For the ube glaze:

  • In a small bowl or plate, add all of the shredded coconut.
  • In a medium bowl, whisk together the powdered sugar, ube extract, ube halaya (optional), and 1 tbsp coconut milk. If the glaze is too thick, add ½ tbsp of coconut milk at a time.
  • Dip the top of a donut into the bowl with the ube glaze, then dip the donut into the shredded coconut. Repeat with the remaining donuts.
  • Serve donuts at room temperature.

Notes

To store these donuts, place them in an airtight container at room temperature for up to 3 days. However, they’re better eaten the day that they’re made. This is because as time passes, the donuts become softer and slightly soggier. If you want them to last for more than one day, I recommend storing them completely unglazed. You can rebake them at 350°F/177°C for 5-10 minutes to firm them back up, then let them cool, add the glaze, top with shredded coconut, and serve!
Mochiko sweet rice flour: Make sure you are using mochiko, which is different than regular rice flour. 
Coconut milk: If preferred, you can use whole milk instead.
To make these dairy-free: Substitute the butter for vegan butter and make sure your ube halaya is vegan (some are made with butter). You can also make homemade vegan ube halaya.
 

You may also like...
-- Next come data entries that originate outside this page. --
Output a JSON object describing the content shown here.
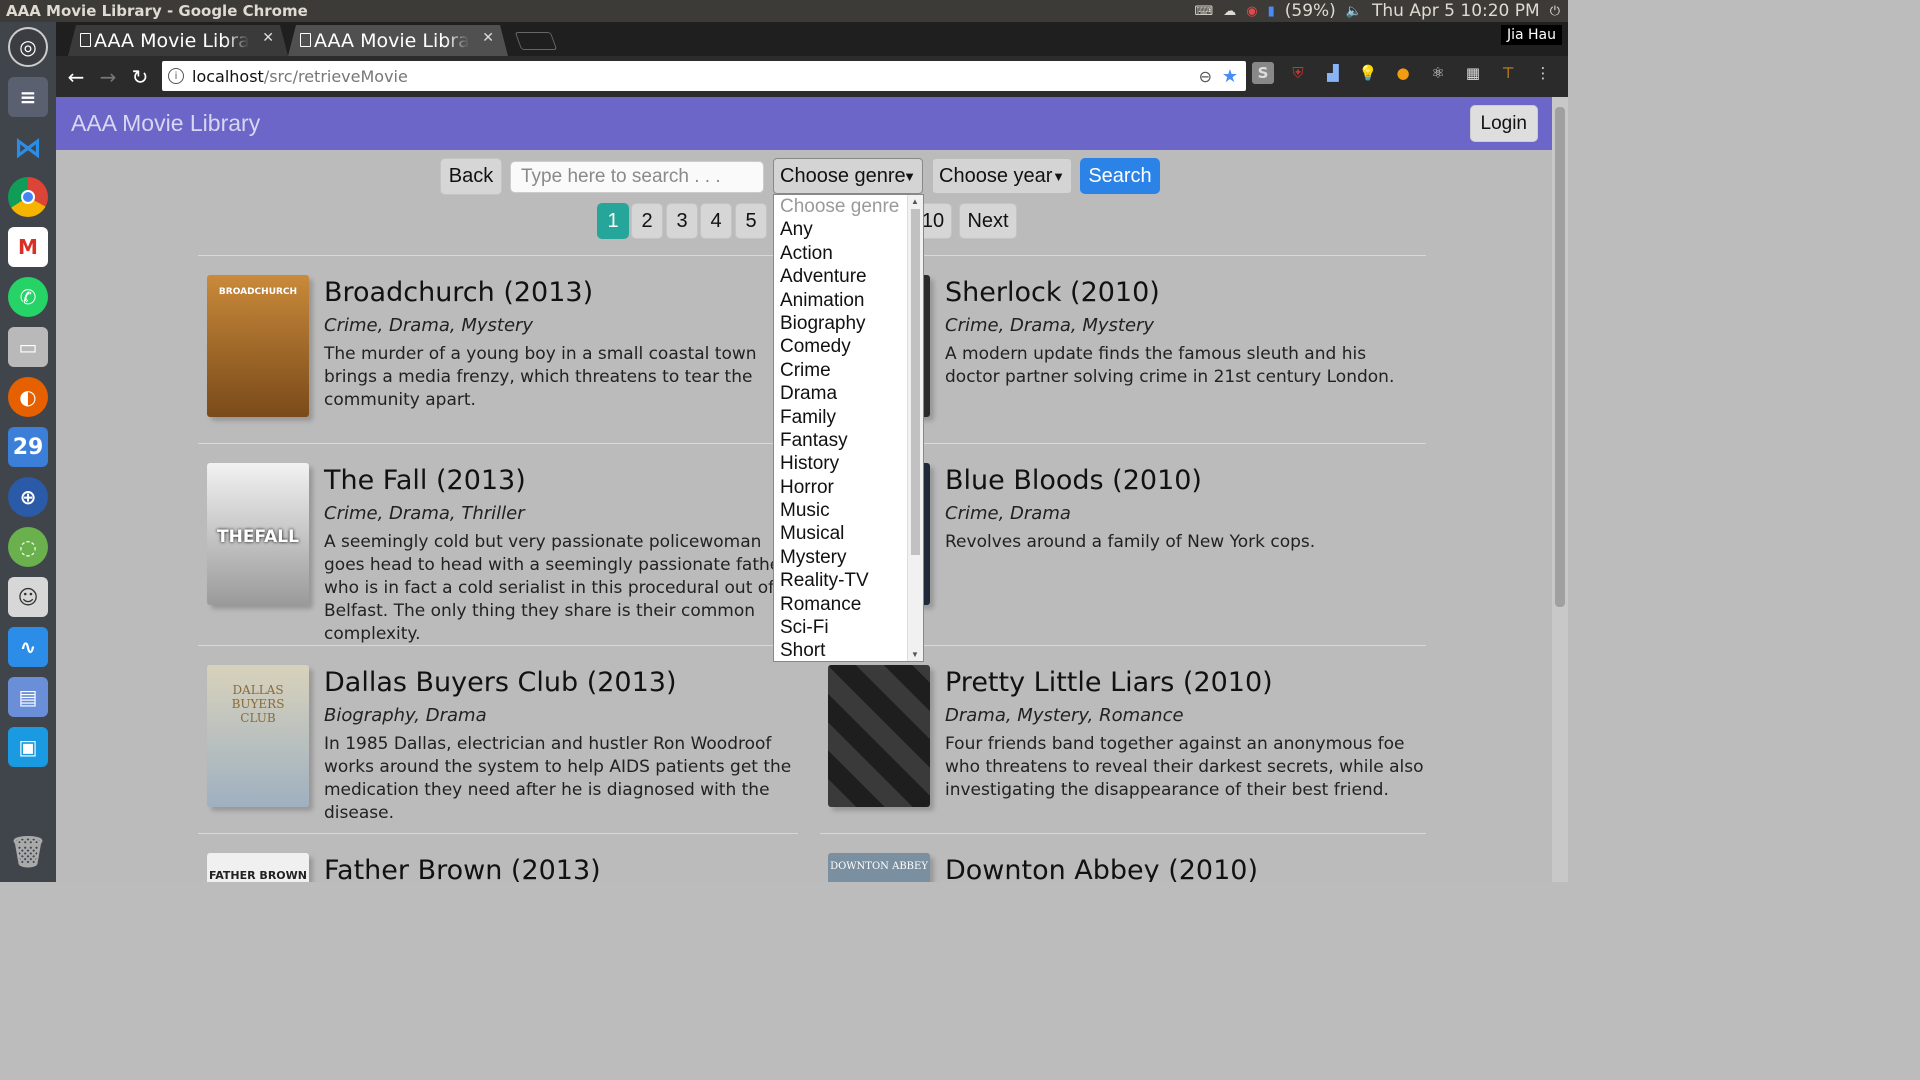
{
  "os": {
    "window_title": "AAA Movie Library - Google Chrome",
    "battery": "(59%)",
    "clock": "Thu Apr  5 10:20 PM",
    "calendar_day": "29"
  },
  "browser": {
    "tabs": [
      {
        "label": "AAA Movie Library"
      },
      {
        "label": "AAA Movie Library"
      }
    ],
    "user": "Jia Hau",
    "url_host": "localhost",
    "url_path": "/src/retrieveMovie"
  },
  "app": {
    "brand": "AAA Movie Library",
    "login_label": "Login"
  },
  "search": {
    "back_label": "Back",
    "placeholder": "Type here to search . . .",
    "genre_label": "Choose genre",
    "year_label": "Choose year",
    "search_label": "Search"
  },
  "pagination": {
    "pages": [
      "1",
      "2",
      "3",
      "4",
      "5",
      "10"
    ],
    "active": "1",
    "next_label": "Next"
  },
  "genre_dropdown": {
    "options": [
      "Choose genre",
      "Any",
      "Action",
      "Adventure",
      "Animation",
      "Biography",
      "Comedy",
      "Crime",
      "Drama",
      "Family",
      "Fantasy",
      "History",
      "Horror",
      "Music",
      "Musical",
      "Mystery",
      "Reality-TV",
      "Romance",
      "Sci-Fi",
      "Short"
    ]
  },
  "movies": [
    {
      "title": "Broadchurch (2013)",
      "genres": "Crime, Drama, Mystery",
      "description": "The murder of a young boy in a small coastal town brings a media frenzy, which threatens to tear the community apart.",
      "poster_text": "BROADCHURCH",
      "poster_color": "#c98a3a"
    },
    {
      "title": "Sherlock (2010)",
      "genres": "Crime, Drama, Mystery",
      "description": "A modern update finds the famous sleuth and his doctor partner solving crime in 21st century London.",
      "poster_text": "",
      "poster_color": "#2a2a2a"
    },
    {
      "title": "The Fall (2013)",
      "genres": "Crime, Drama, Thriller",
      "description": "A seemingly cold but very passionate policewoman goes head to head with a seemingly passionate father who is in fact a cold serialist in this procedural out of Belfast. The only thing they share is their common complexity.",
      "poster_text": "THEFALL",
      "poster_color": "#e6e6e6"
    },
    {
      "title": "Blue Bloods (2010)",
      "genres": "Crime, Drama",
      "description": "Revolves around a family of New York cops.",
      "poster_text": "",
      "poster_color": "#1e2a3a"
    },
    {
      "title": "Dallas Buyers Club (2013)",
      "genres": "Biography, Drama",
      "description": "In 1985 Dallas, electrician and hustler Ron Woodroof works around the system to help AIDS patients get the medication they need after he is diagnosed with the disease.",
      "poster_text": "DALLAS BUYERS CLUB",
      "poster_color": "#cfc8b0"
    },
    {
      "title": "Pretty Little Liars (2010)",
      "genres": "Drama, Mystery, Romance",
      "description": "Four friends band together against an anonymous foe who threatens to reveal their darkest secrets, while also investigating the disappearance of their best friend.",
      "poster_text": "",
      "poster_color": "#2e2e2e"
    },
    {
      "title": "Father Brown (2013)",
      "genres": "",
      "description": "",
      "poster_text": "FATHER BROWN",
      "poster_color": "#f0f0f0"
    },
    {
      "title": "Downton Abbey (2010)",
      "genres": "",
      "description": "",
      "poster_text": "DOWNTON ABBEY",
      "poster_color": "#7a8fa0"
    }
  ]
}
Leave a Reply

Your email address will not be published. Required fields are marked *

Recipe Rating